Give the records below again exactly, and exclude each picture.
[Start of Attachment]
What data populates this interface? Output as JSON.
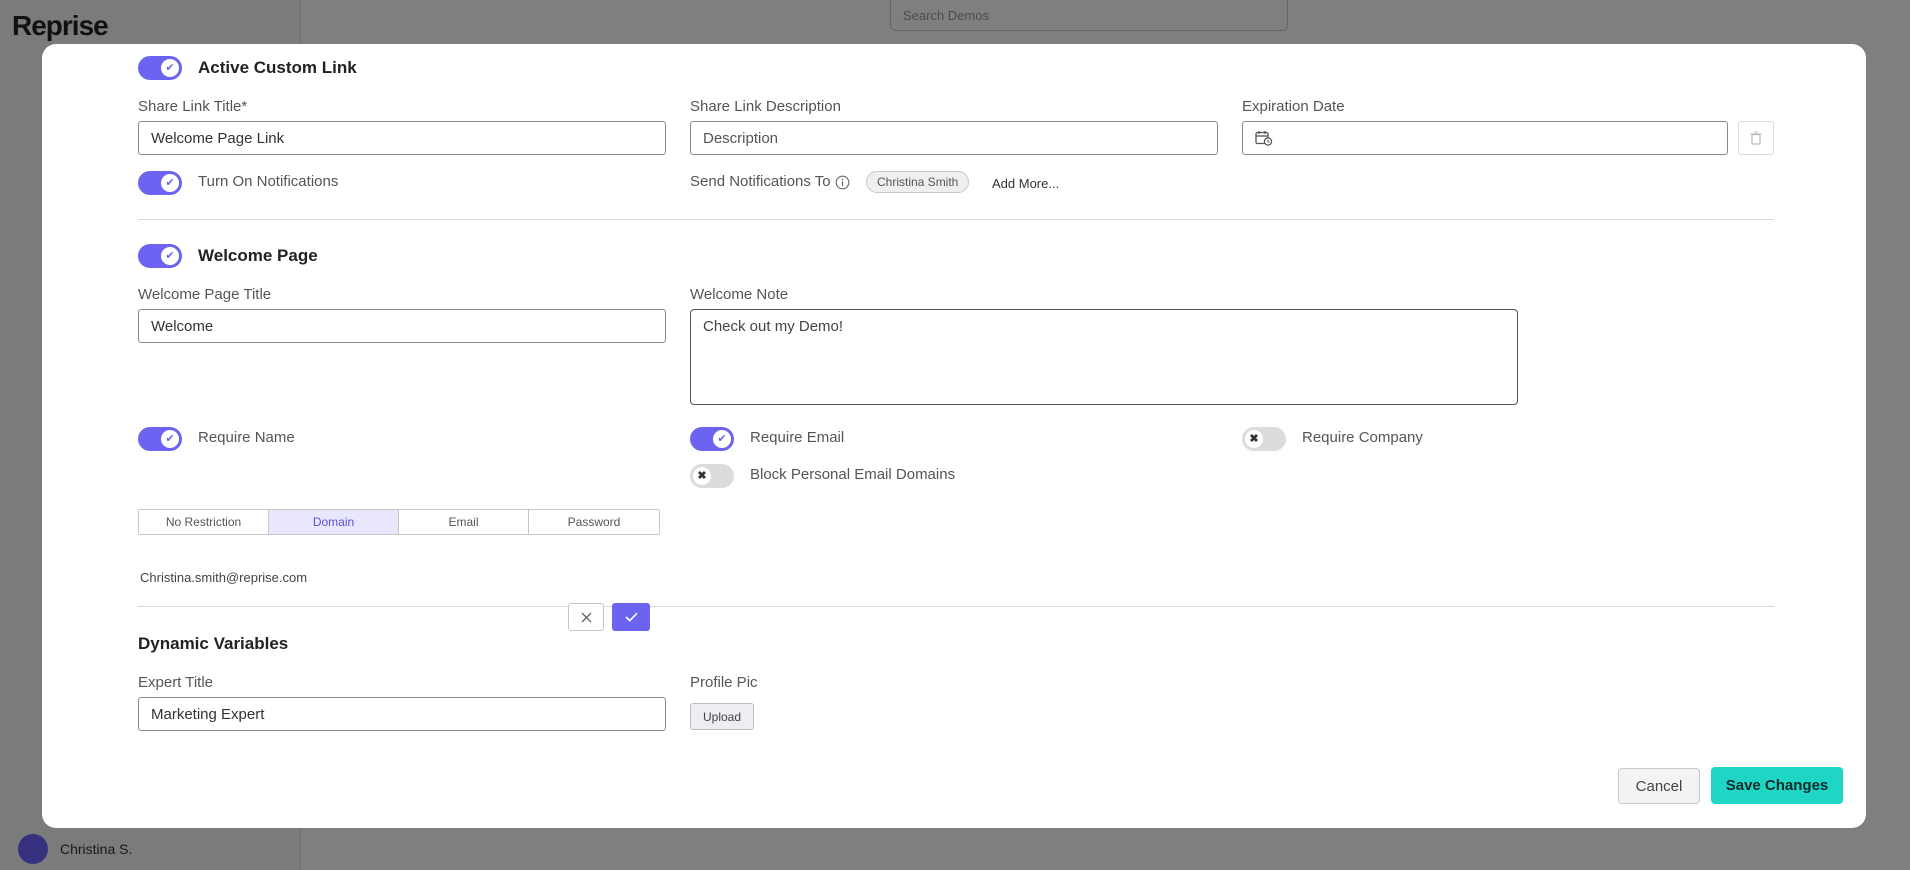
{
  "background": {
    "logo": "Reprise",
    "search_placeholder": "Search Demos",
    "user_name": "Christina S."
  },
  "custom_link": {
    "section_title": "Active Custom Link",
    "toggle_on": true,
    "title_label": "Share Link Title*",
    "title_value": "Welcome Page Link",
    "description_label": "Share Link Description",
    "description_placeholder": "Description",
    "expiration_label": "Expiration Date",
    "notifications_label": "Turn On Notifications",
    "notifications_on": true,
    "send_to_label": "Send Notifications To",
    "recipients": [
      "Christina Smith"
    ],
    "add_more_label": "Add More..."
  },
  "welcome_page": {
    "section_title": "Welcome Page",
    "toggle_on": true,
    "title_label": "Welcome Page Title",
    "title_value": "Welcome",
    "note_label": "Welcome Note",
    "note_value": "Check out my Demo!",
    "require_name_label": "Require Name",
    "require_name_on": true,
    "require_email_label": "Require Email",
    "require_email_on": true,
    "require_company_label": "Require Company",
    "require_company_on": false,
    "block_personal_label": "Block Personal Email Domains",
    "block_personal_on": false,
    "restriction_options": [
      "No Restriction",
      "Domain",
      "Email",
      "Password"
    ],
    "restriction_selected": "Domain",
    "domain_value": "Christina.smith@reprise.com"
  },
  "dynamic_variables": {
    "section_title": "Dynamic Variables",
    "expert_title_label": "Expert Title",
    "expert_title_value": "Marketing Expert",
    "profile_pic_label": "Profile Pic",
    "upload_label": "Upload"
  },
  "footer": {
    "cancel_label": "Cancel",
    "save_label": "Save Changes"
  },
  "colors": {
    "accent": "#6c63f0",
    "save": "#1ed6c3"
  }
}
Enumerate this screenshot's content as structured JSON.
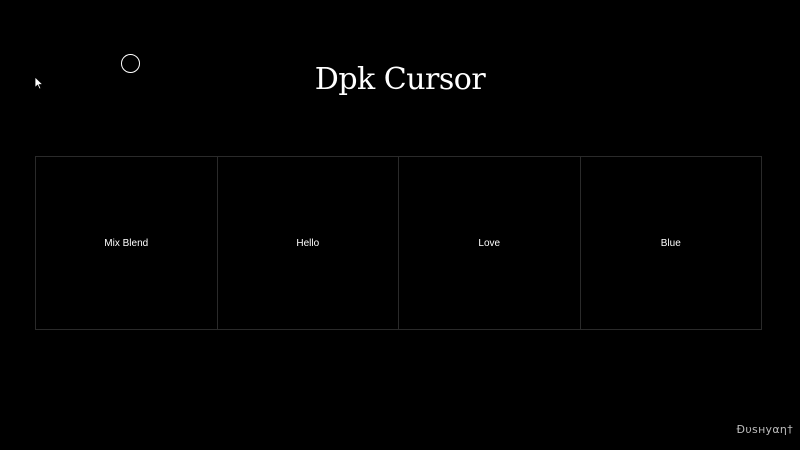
{
  "title": "Dpk Cursor",
  "boxes": [
    {
      "label": "Mix Blend"
    },
    {
      "label": "Hello"
    },
    {
      "label": "Love"
    },
    {
      "label": "Blue"
    }
  ],
  "watermark": "Ðυѕнуαη†",
  "colors": {
    "background": "#000000",
    "text": "#ffffff",
    "box_border": "#2a2a2a"
  },
  "icons": {
    "pointer": "arrow-pointer-icon",
    "cursor": "custom-circle-cursor-icon"
  }
}
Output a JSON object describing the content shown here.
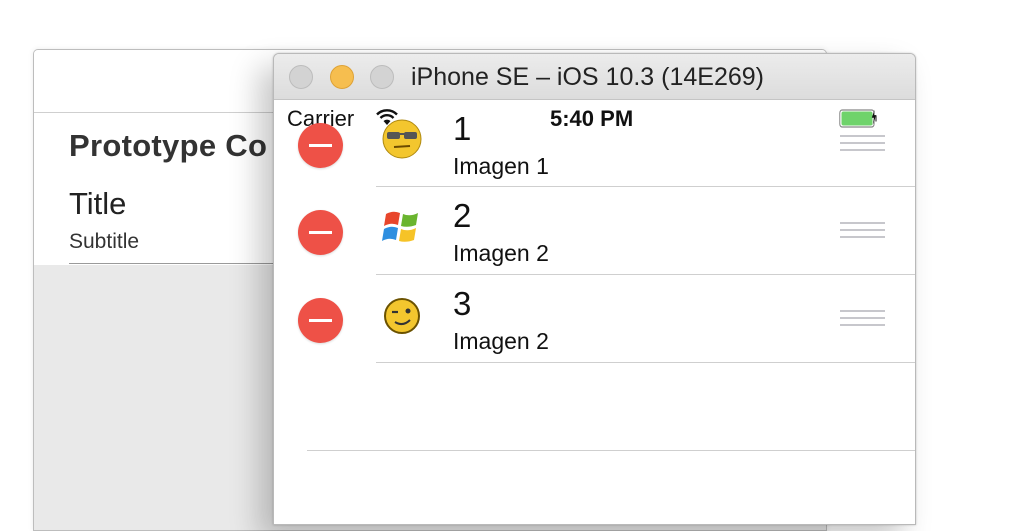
{
  "storyboard": {
    "heading": "Prototype Co",
    "cell_title": "Title",
    "cell_subtitle": "Subtitle"
  },
  "simulator": {
    "window_title": "iPhone SE – iOS 10.3 (14E269)",
    "status_bar": {
      "carrier": "Carrier",
      "time": "5:40 PM",
      "battery_color": "#6fd36b"
    },
    "rows": [
      {
        "title": "1",
        "subtitle": "Imagen 1",
        "icon": "cool-smiley-icon"
      },
      {
        "title": "2",
        "subtitle": "Imagen 2",
        "icon": "windows-logo-icon"
      },
      {
        "title": "3",
        "subtitle": "Imagen 2",
        "icon": "winking-smiley-icon"
      }
    ],
    "delete_color": "#ee5147"
  }
}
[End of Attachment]
[Result of the task]
What data populates this interface? Output as JSON.
{
  "background": {
    "logo": "Reprise",
    "search_placeholder": "Search Demos",
    "user_name": "Christina S."
  },
  "custom_link": {
    "section_title": "Active Custom Link",
    "toggle_on": true,
    "title_label": "Share Link Title*",
    "title_value": "Welcome Page Link",
    "description_label": "Share Link Description",
    "description_placeholder": "Description",
    "expiration_label": "Expiration Date",
    "notifications_label": "Turn On Notifications",
    "notifications_on": true,
    "send_to_label": "Send Notifications To",
    "recipients": [
      "Christina Smith"
    ],
    "add_more_label": "Add More..."
  },
  "welcome_page": {
    "section_title": "Welcome Page",
    "toggle_on": true,
    "title_label": "Welcome Page Title",
    "title_value": "Welcome",
    "note_label": "Welcome Note",
    "note_value": "Check out my Demo!",
    "require_name_label": "Require Name",
    "require_name_on": true,
    "require_email_label": "Require Email",
    "require_email_on": true,
    "require_company_label": "Require Company",
    "require_company_on": false,
    "block_personal_label": "Block Personal Email Domains",
    "block_personal_on": false,
    "restriction_options": [
      "No Restriction",
      "Domain",
      "Email",
      "Password"
    ],
    "restriction_selected": "Domain",
    "domain_value": "Christina.smith@reprise.com"
  },
  "dynamic_variables": {
    "section_title": "Dynamic Variables",
    "expert_title_label": "Expert Title",
    "expert_title_value": "Marketing Expert",
    "profile_pic_label": "Profile Pic",
    "upload_label": "Upload"
  },
  "footer": {
    "cancel_label": "Cancel",
    "save_label": "Save Changes"
  },
  "colors": {
    "accent": "#6c63f0",
    "save": "#1ed6c3"
  }
}
Enumerate this screenshot's content as structured JSON.
{
  "title": "Dpk Cursor",
  "boxes": [
    {
      "label": "Mix Blend"
    },
    {
      "label": "Hello"
    },
    {
      "label": "Love"
    },
    {
      "label": "Blue"
    }
  ],
  "watermark": "Ðυѕнуαη†",
  "colors": {
    "background": "#000000",
    "text": "#ffffff",
    "box_border": "#2a2a2a"
  },
  "icons": {
    "pointer": "arrow-pointer-icon",
    "cursor": "custom-circle-cursor-icon"
  }
}
Output a JSON object describing the content shown here.
{
  "storyboard": {
    "heading": "Prototype Co",
    "cell_title": "Title",
    "cell_subtitle": "Subtitle"
  },
  "simulator": {
    "window_title": "iPhone SE – iOS 10.3 (14E269)",
    "status_bar": {
      "carrier": "Carrier",
      "time": "5:40 PM",
      "battery_color": "#6fd36b"
    },
    "rows": [
      {
        "title": "1",
        "subtitle": "Imagen 1",
        "icon": "cool-smiley-icon"
      },
      {
        "title": "2",
        "subtitle": "Imagen 2",
        "icon": "windows-logo-icon"
      },
      {
        "title": "3",
        "subtitle": "Imagen 2",
        "icon": "winking-smiley-icon"
      }
    ],
    "delete_color": "#ee5147"
  }
}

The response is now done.